It could be an area of your life not listed above like maybe friendship. You may notice we’re talking about wellness goals in this post, but I’m mentioning things like friendship.
That’s because our relationships with food and how we treat our bodies is directly impacted by other areas of our lives such as self-care, down time or friendships. I always tell my clients – we’re going to talk about food, but we’re rarely ever just talking about food.
So first, pick your area. What area of your health/wellness/life needs some TLC?
Choose ONE intention in your ONE area
Then ask yourself, “What’s the ONE thing I could do this week that would have the biggest impact getting me closer to the kind of life I want to live?”
At the end of each weekly session with my clients, I ask them the ONE thing they could do that week that would have the biggest impact in getting them closer to the type of life they want to live, or feeling happier, or getting healthier.
Here are some examples from clients…
- Eat more veggies
- Eat more fruits
- Eat more outside comfort zone foods (nachos, snacks, ice cream, etc)
- Move more
- Get outside more
- Clean my apartment
- Drink more water
- Donate old clothes that no longer fit
- See my friends more
- Join a volleyball club
Now that you have your ONE thing in your ONE area, let’s get specific on how we can put it into action.
Putting your intention into action
Setting an intention without a clear way of putting it into action is like that saying, “a goal without a plan is just a dream,” or whatever..
Now that you know what area needs some TLC, and you have a specific intention within that area, let’s focus on how you can make that intention a reality.
If you’ve decided “I need to donate clothes that no longer fit,” you could start by picking a day to read this blog post to guide you through the entire process, and work through your closet as you go.
If you’re wanting to eat more veggies you can start by looking up some veggie based meals to make this week. Then, make a plan to get to the store and grab the ingredients you need.
If you’re near a Trader Joe’s, here’s a great list of veggie based meals using Trader Joe’s ingredients. These 20 plant based dinner ideas by the Minimalist Baker are also a great place to start.
Check in with your intention

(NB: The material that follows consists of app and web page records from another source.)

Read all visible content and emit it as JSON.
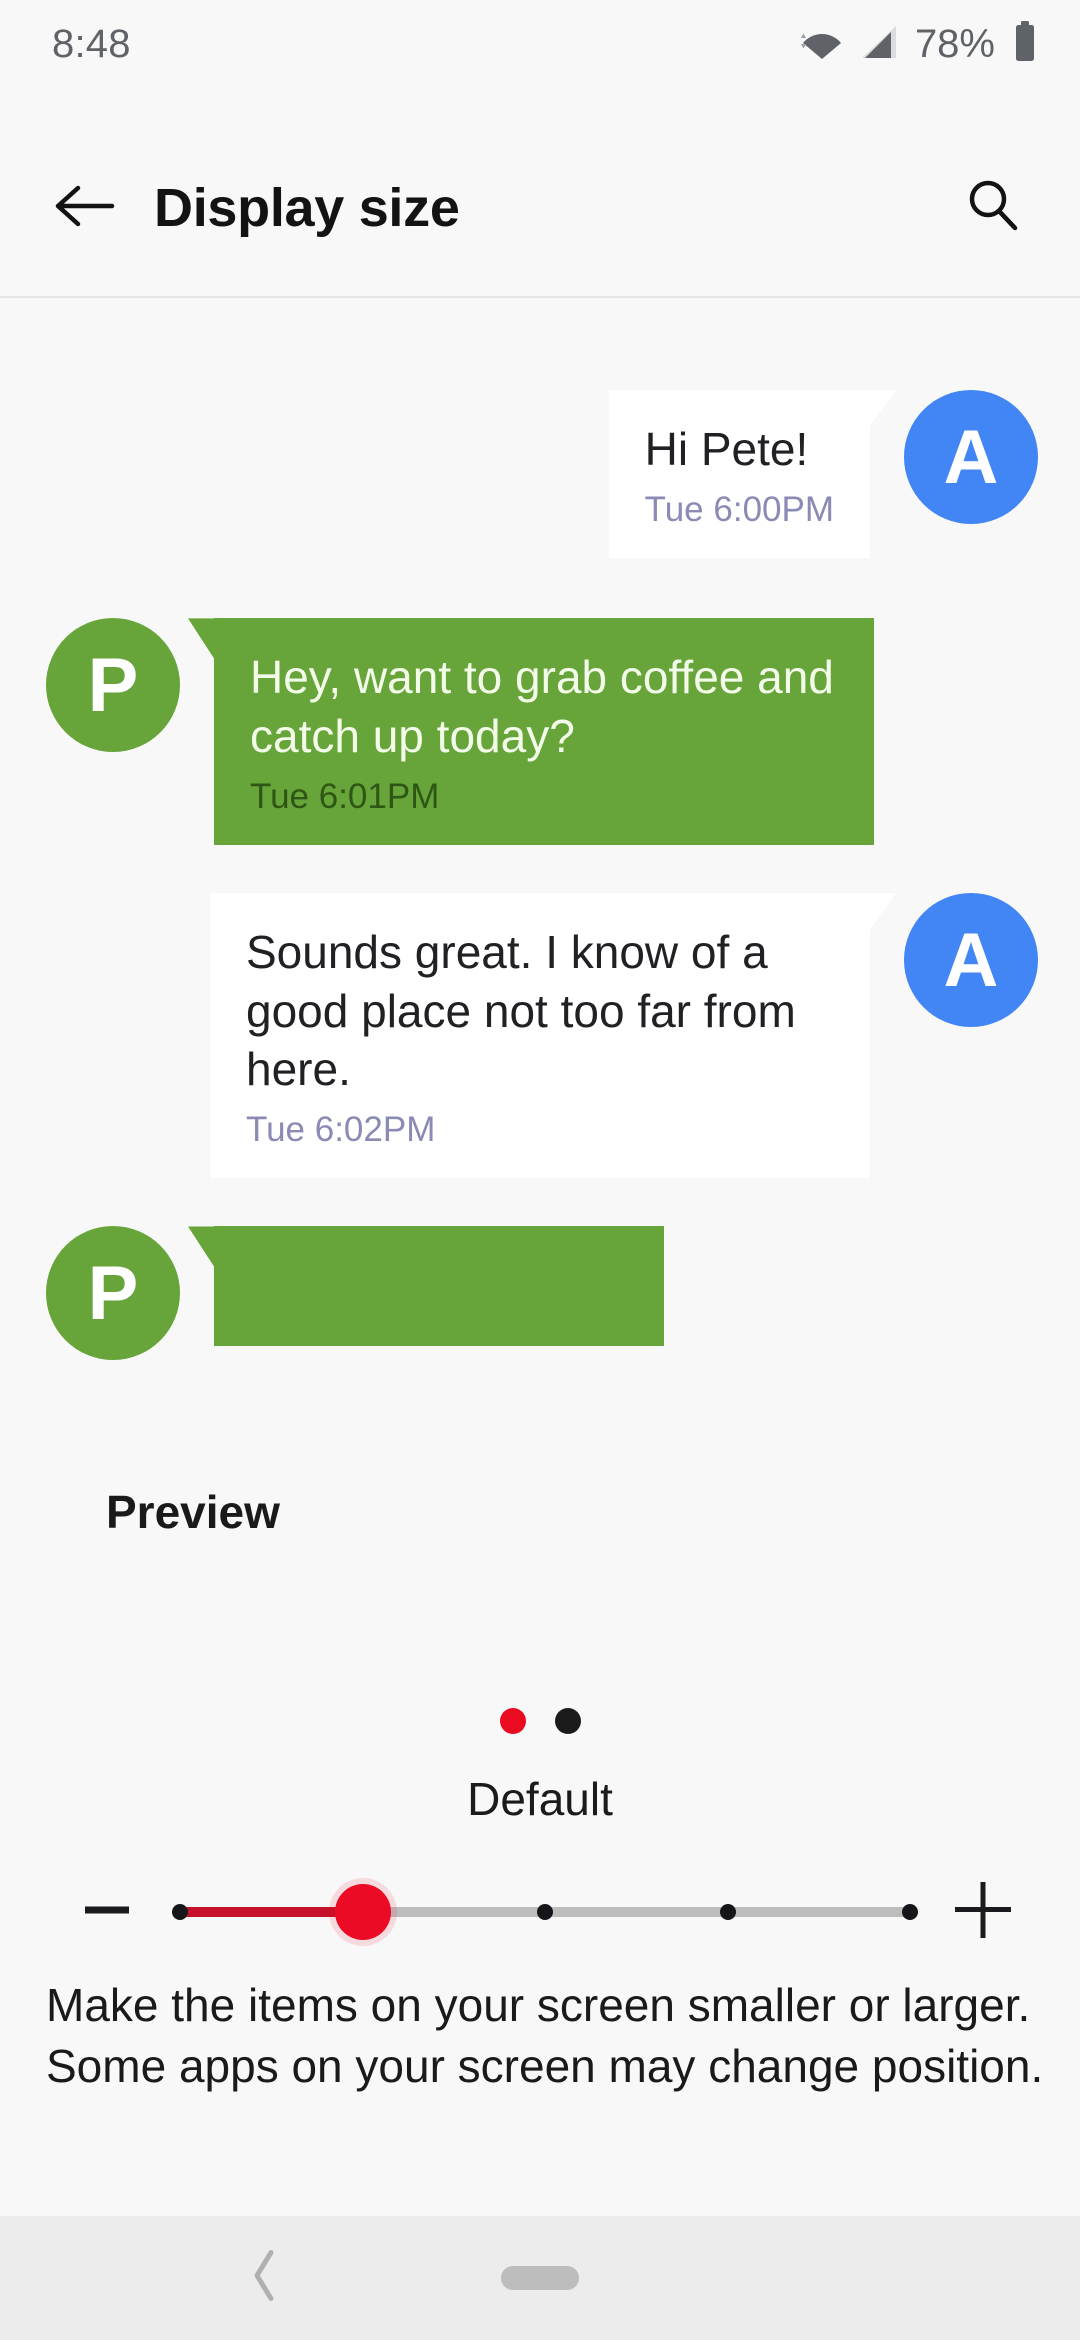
{
  "status_bar": {
    "time": "8:48",
    "battery_percent": "78%",
    "wifi_icon": "wifi-icon",
    "signal_icon": "signal-icon",
    "battery_icon": "battery-icon"
  },
  "app_bar": {
    "back_icon": "back-arrow-icon",
    "title": "Display size",
    "search_icon": "search-icon"
  },
  "preview": {
    "label": "Preview",
    "messages": [
      {
        "side": "right",
        "avatar_letter": "A",
        "avatar_color": "#4285f4",
        "text": "Hi Pete!",
        "time": "Tue 6:00PM",
        "bubble_color": "#ffffff"
      },
      {
        "side": "left",
        "avatar_letter": "P",
        "avatar_color": "#67a53a",
        "text": "Hey, want to grab coffee and catch up today?",
        "time": "Tue 6:01PM",
        "bubble_color": "#67a53a"
      },
      {
        "side": "right",
        "avatar_letter": "A",
        "avatar_color": "#4285f4",
        "text": "Sounds great. I know of a good place not too far from here.",
        "time": "Tue 6:02PM",
        "bubble_color": "#ffffff"
      },
      {
        "side": "left",
        "avatar_letter": "P",
        "avatar_color": "#67a53a",
        "text": "",
        "time": "",
        "bubble_color": "#67a53a"
      }
    ]
  },
  "size_control": {
    "dots": [
      {
        "state": "active",
        "color": "#ea0b20"
      },
      {
        "state": "inactive",
        "color": "#1b1b1b"
      }
    ],
    "current_value_label": "Default",
    "decrease_label": "−",
    "increase_label": "+",
    "steps": 5,
    "current_step": 2,
    "active_track_color": "#c5102a",
    "thumb_color": "#ec0b24",
    "track_color": "#bdbdbd"
  },
  "description": "Make the items on your screen smaller or larger. Some apps on your screen may change position.",
  "nav_bar": {
    "back_icon": "nav-back-chevron-icon",
    "home_icon": "nav-home-pill-icon"
  }
}
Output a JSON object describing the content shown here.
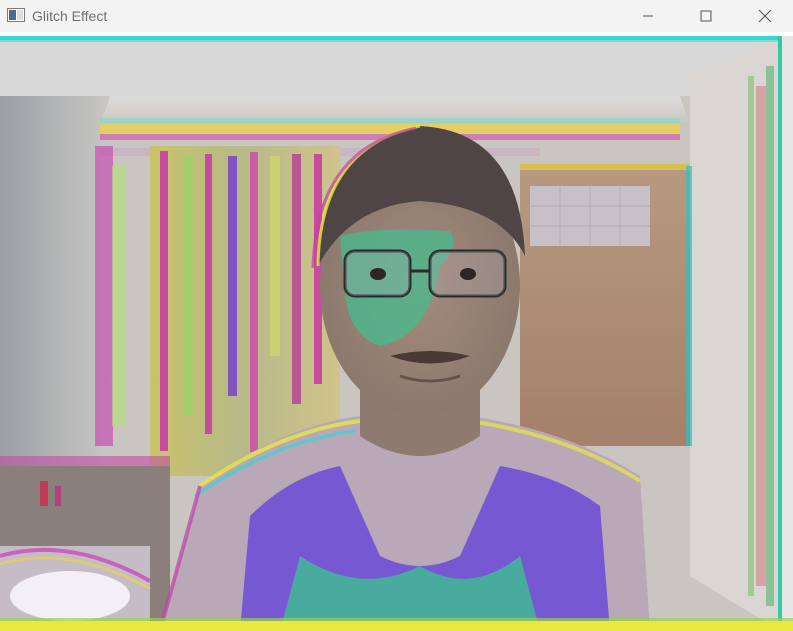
{
  "window": {
    "title": "Glitch Effect"
  },
  "titlebar": {
    "app_icon": "window-app-icon",
    "minimize_icon": "minimize-icon",
    "maximize_icon": "maximize-icon",
    "close_icon": "close-icon"
  },
  "colors": {
    "titlebar_bg": "#f3f3f3",
    "title_text": "#707070",
    "glitch_cyan": "#2ed9d9",
    "glitch_magenta": "#c040a8",
    "glitch_yellow": "#e8e840",
    "glitch_purple": "#6a4bd6",
    "glitch_green": "#3fbf90"
  }
}
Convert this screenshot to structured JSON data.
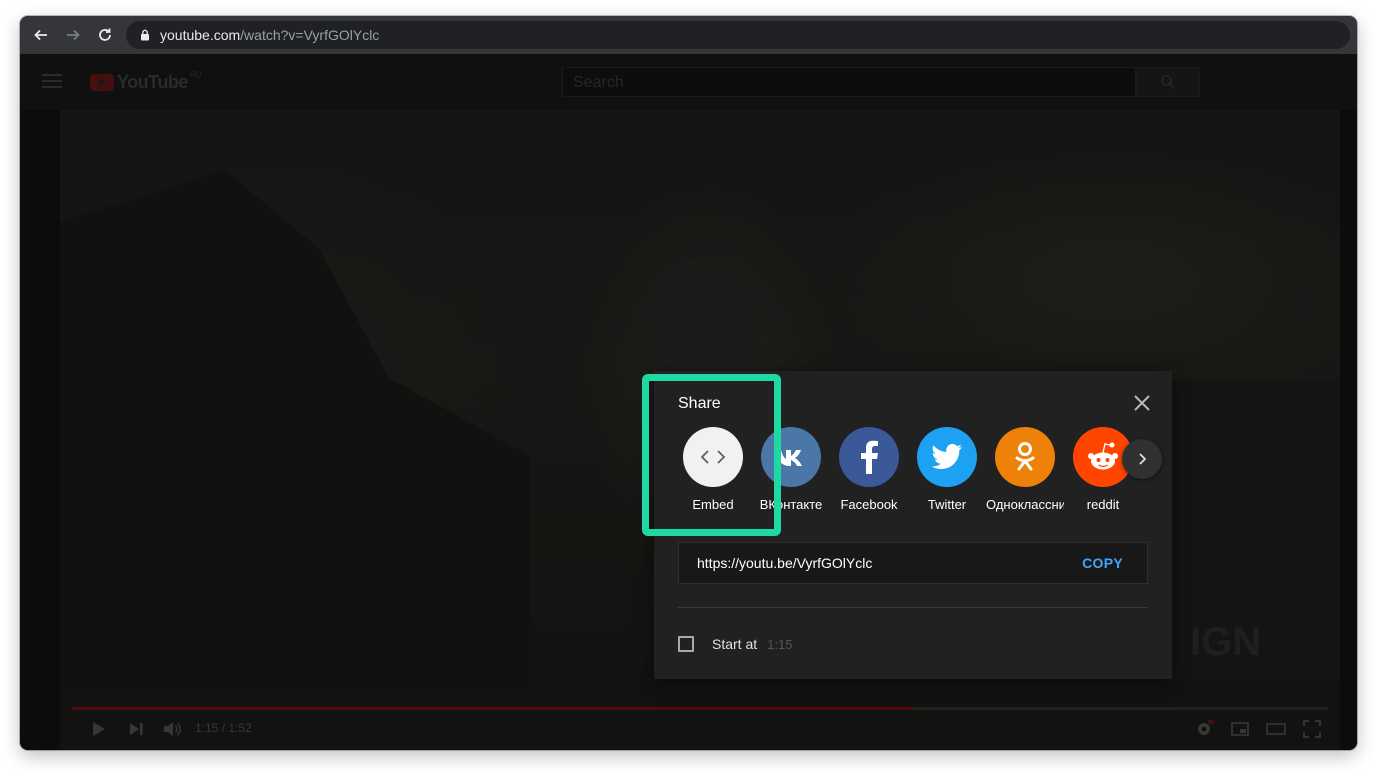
{
  "browser": {
    "url_host": "youtube.com",
    "url_path": "/watch?v=VyrfGOlYclc"
  },
  "youtube": {
    "logo_text": "YouTube",
    "region": "RU",
    "search_placeholder": "Search"
  },
  "player": {
    "time": "1:15 / 1:52",
    "progress_fraction": 0.67,
    "watermark": "IGN"
  },
  "share": {
    "title": "Share",
    "targets": [
      {
        "label": "Embed",
        "color": "#f1f1f1",
        "icon": "embed-icon"
      },
      {
        "label": "ВКонтакте",
        "color": "#4a76a8",
        "icon": "vk-icon"
      },
      {
        "label": "Facebook",
        "color": "#3b5998",
        "icon": "facebook-icon"
      },
      {
        "label": "Twitter",
        "color": "#1da1f2",
        "icon": "twitter-icon"
      },
      {
        "label": "Одноклассники",
        "color": "#ee8208",
        "icon": "odnoklassniki-icon"
      },
      {
        "label": "reddit",
        "color": "#ff4500",
        "icon": "reddit-icon"
      }
    ],
    "link": "https://youtu.be/VyrfGOlYclc",
    "copy_label": "COPY",
    "start_at_label": "Start at",
    "start_at_time": "1:15"
  },
  "colors": {
    "highlight": "#1ed9a2",
    "copy_accent": "#3ea6ff"
  }
}
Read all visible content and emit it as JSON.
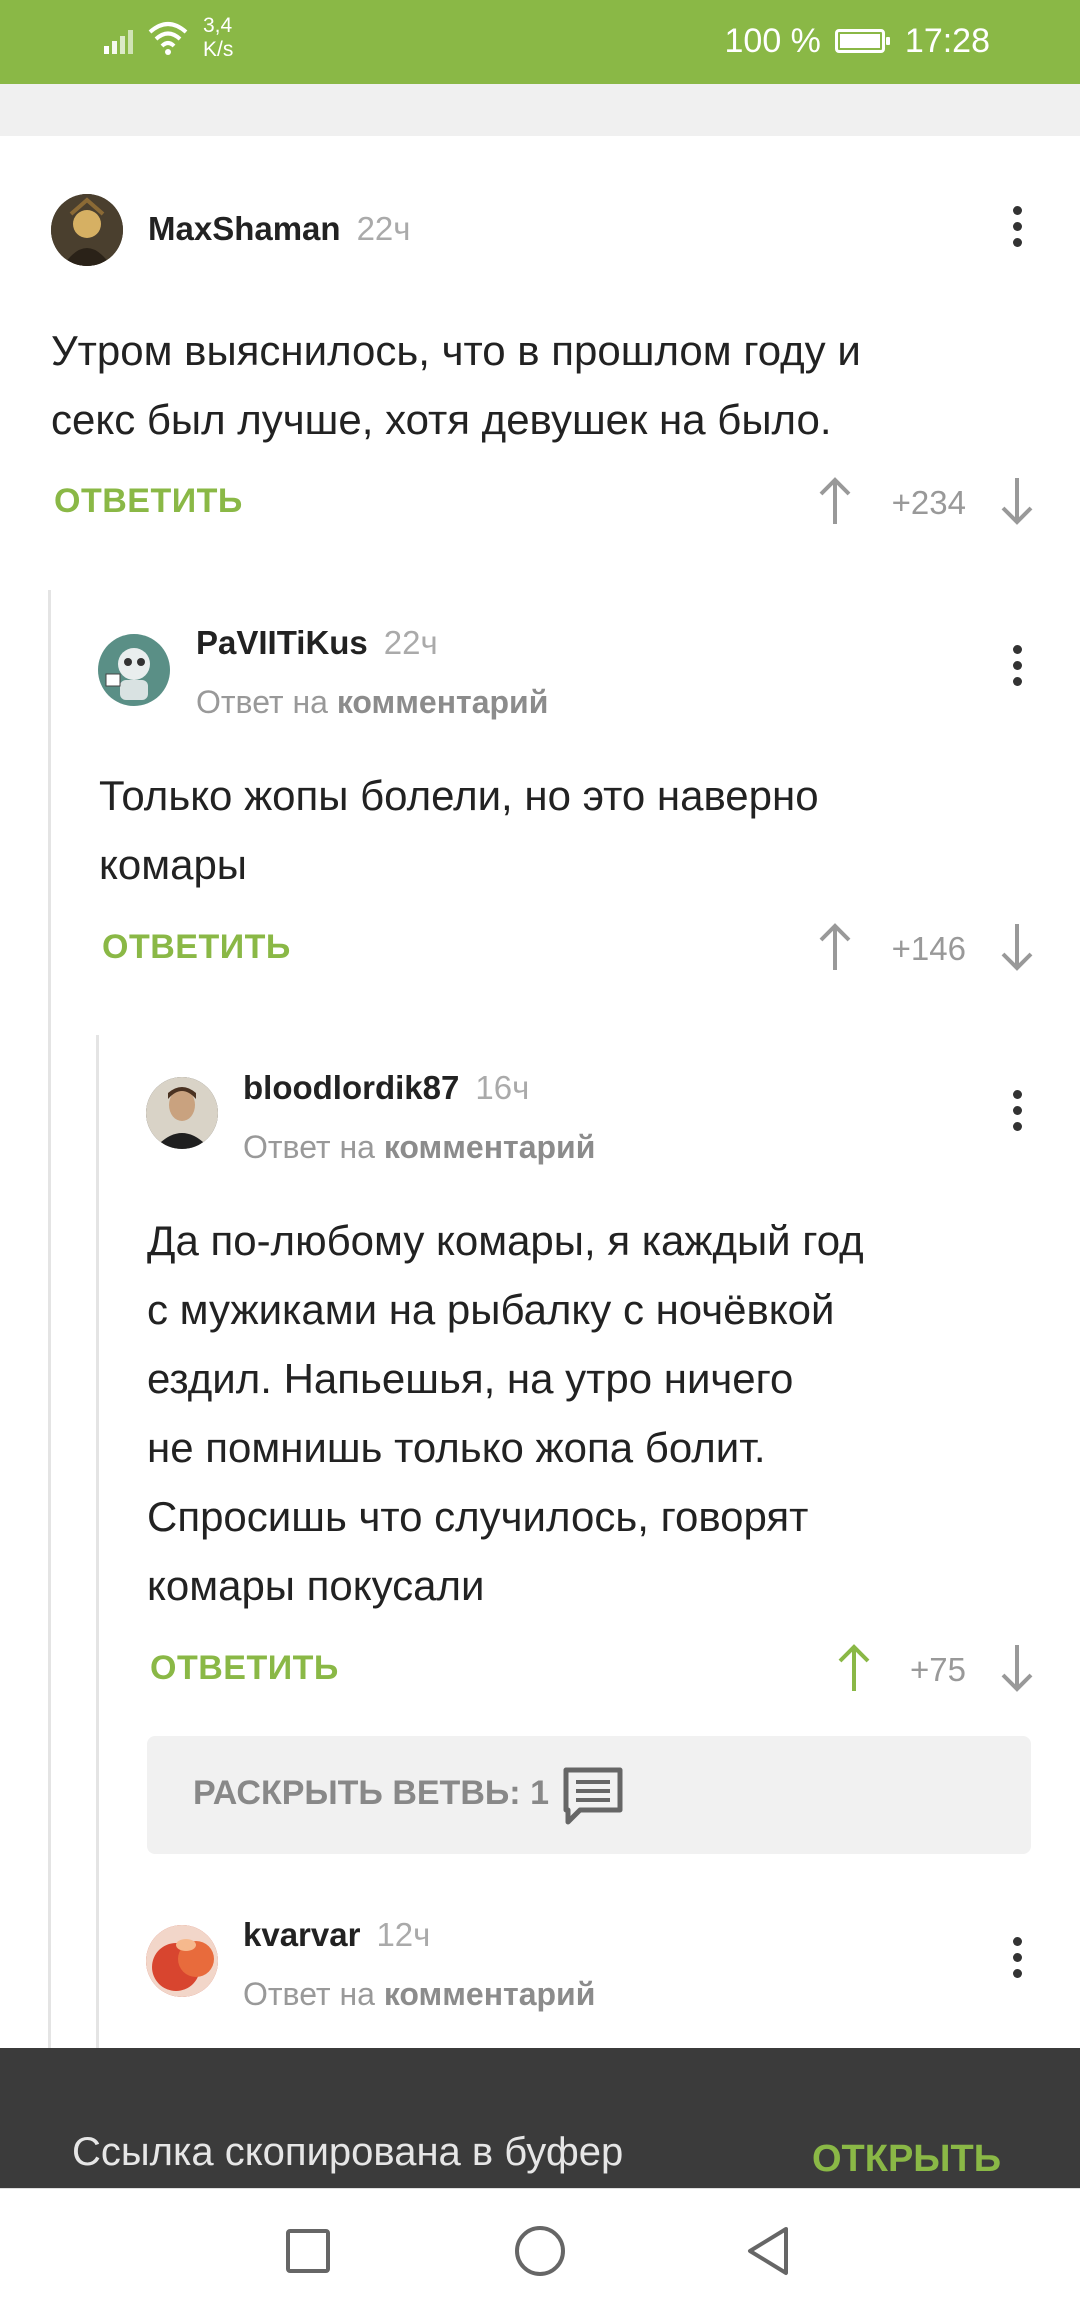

At the end of the day, week, month, whatever, check in with your intention. With a purely non-judgemental, curious mind ask yourself a few questions.
Are you happy with the progress you made towards your intention? Why or why not?
If not, that’s totally fine! Maybe something else took a priority that week. Use each intention setting experience as an opportunity for growth, healing, and learning yourself on a deeper level.
What worked or didn’t work?
“Success” isn’t a number on the scale, a veggie quota, or certain number of miles run. Sometimes it’s just taking the next step towards caring for your body, mind and spirit in a more holistic way.
Congrats for taking the first step by even reading this blog post! Woo-hoo! Go you!
I hope it’s been helpful in learning how to set wellness goals that don’t suck, has allowed you to create a more realistic mindset towards your health, and empowered you with some tools to create intentions that work FOR you.
Feel free to reference this post in addition to part 1 (creating a values based wellness plan) anytime you need a refresher or feel pulled into toxic diet/body culture talk and away from yourself.
These posts can serve as a way to center yourself in your OWN values and aligning your health behaviors with those unique values.
Happy intention setting!